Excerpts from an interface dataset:
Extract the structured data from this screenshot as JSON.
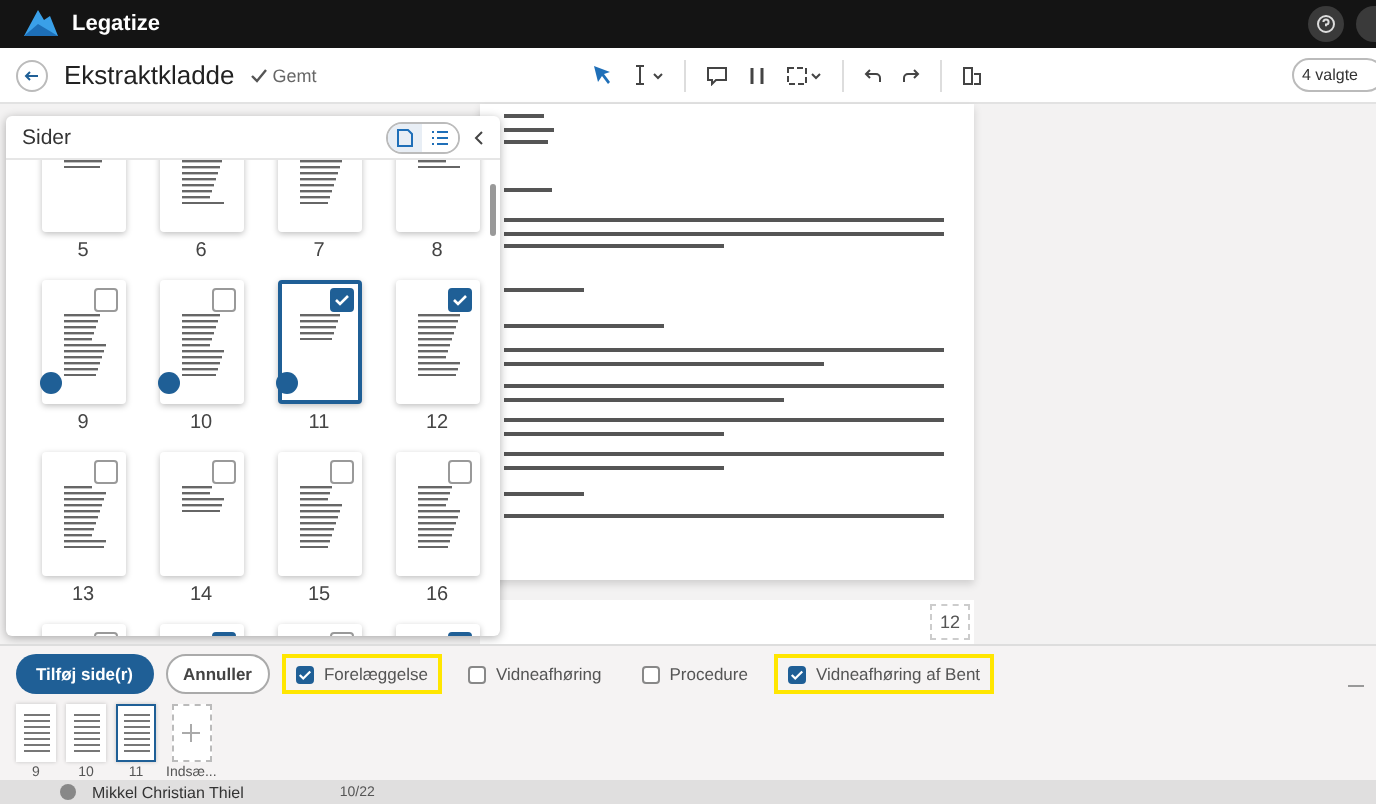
{
  "app": {
    "name": "Legatize"
  },
  "toolbar": {
    "title": "Ekstraktkladde",
    "save_status": "Gemt",
    "selection": "4 valgte"
  },
  "pages_panel": {
    "title": "Sider",
    "top_row": [
      {
        "number": "5"
      },
      {
        "number": "6"
      },
      {
        "number": "7"
      },
      {
        "number": "8"
      }
    ],
    "pages": [
      {
        "number": "9",
        "checked": false,
        "selected": false,
        "in_extract": true
      },
      {
        "number": "10",
        "checked": false,
        "selected": false,
        "in_extract": true
      },
      {
        "number": "11",
        "checked": true,
        "selected": true,
        "in_extract": true
      },
      {
        "number": "12",
        "checked": true,
        "selected": false,
        "in_extract": false
      },
      {
        "number": "13",
        "checked": false,
        "selected": false,
        "in_extract": false
      },
      {
        "number": "14",
        "checked": false,
        "selected": false,
        "in_extract": false
      },
      {
        "number": "15",
        "checked": false,
        "selected": false,
        "in_extract": false
      },
      {
        "number": "16",
        "checked": false,
        "selected": false,
        "in_extract": false
      }
    ],
    "bottom_row": [
      {
        "checked": false
      },
      {
        "checked": true
      },
      {
        "checked": false
      },
      {
        "checked": true
      }
    ]
  },
  "document": {
    "page_number": "12"
  },
  "extract_panel": {
    "add_button": "Tilføj side(r)",
    "cancel_button": "Annuller",
    "categories": [
      {
        "label": "Forelæggelse",
        "checked": true,
        "highlighted": true
      },
      {
        "label": "Vidneafhøring",
        "checked": false,
        "highlighted": false
      },
      {
        "label": "Procedure",
        "checked": false,
        "highlighted": false
      },
      {
        "label": "Vidneafhøring af Bent",
        "checked": true,
        "highlighted": true
      }
    ],
    "thumbnails": [
      {
        "number": "9",
        "selected": false
      },
      {
        "number": "10",
        "selected": false
      },
      {
        "number": "11",
        "selected": true
      }
    ],
    "insert_label": "Indsæ..."
  },
  "footer": {
    "user": "Mikkel Christian Thiel",
    "date": "10/22"
  }
}
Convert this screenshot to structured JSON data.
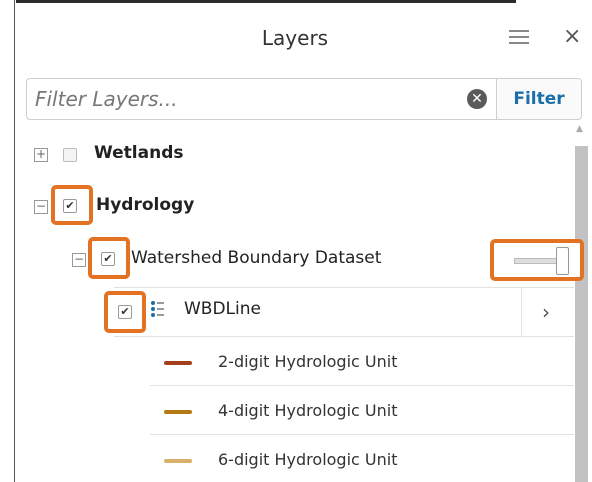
{
  "panel": {
    "title": "Layers",
    "close_glyph": "×",
    "menu_icon": "hamburger-icon"
  },
  "search": {
    "placeholder": "Filter Layers...",
    "value": "",
    "clear_glyph": "✕",
    "filter_label": "Filter"
  },
  "layers": {
    "wetlands": {
      "label": "Wetlands",
      "expander": "+",
      "checked": false
    },
    "hydrology": {
      "label": "Hydrology",
      "expander": "−",
      "checked": true,
      "check_glyph": "✔"
    },
    "watershed": {
      "label": "Watershed Boundary Dataset",
      "expander": "−",
      "checked": true,
      "check_glyph": "✔",
      "opacity_slider": 1.0
    },
    "wbdline": {
      "label": "WBDLine",
      "checked": true,
      "check_glyph": "✔",
      "chevron": "›"
    }
  },
  "legend": [
    {
      "label": "2-digit Hydrologic Unit",
      "color": "#a1401b"
    },
    {
      "label": "4-digit Hydrologic Unit",
      "color": "#b57a16"
    },
    {
      "label": "6-digit Hydrologic Unit",
      "color": "#d9b06a"
    }
  ],
  "colors": {
    "highlight": "#e37222",
    "filter_text": "#1a6fa8"
  }
}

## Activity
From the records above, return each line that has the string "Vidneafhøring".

## Answer below
        "label": "Vidneafhøring",
        "label": "Vidneafhøring af Bent",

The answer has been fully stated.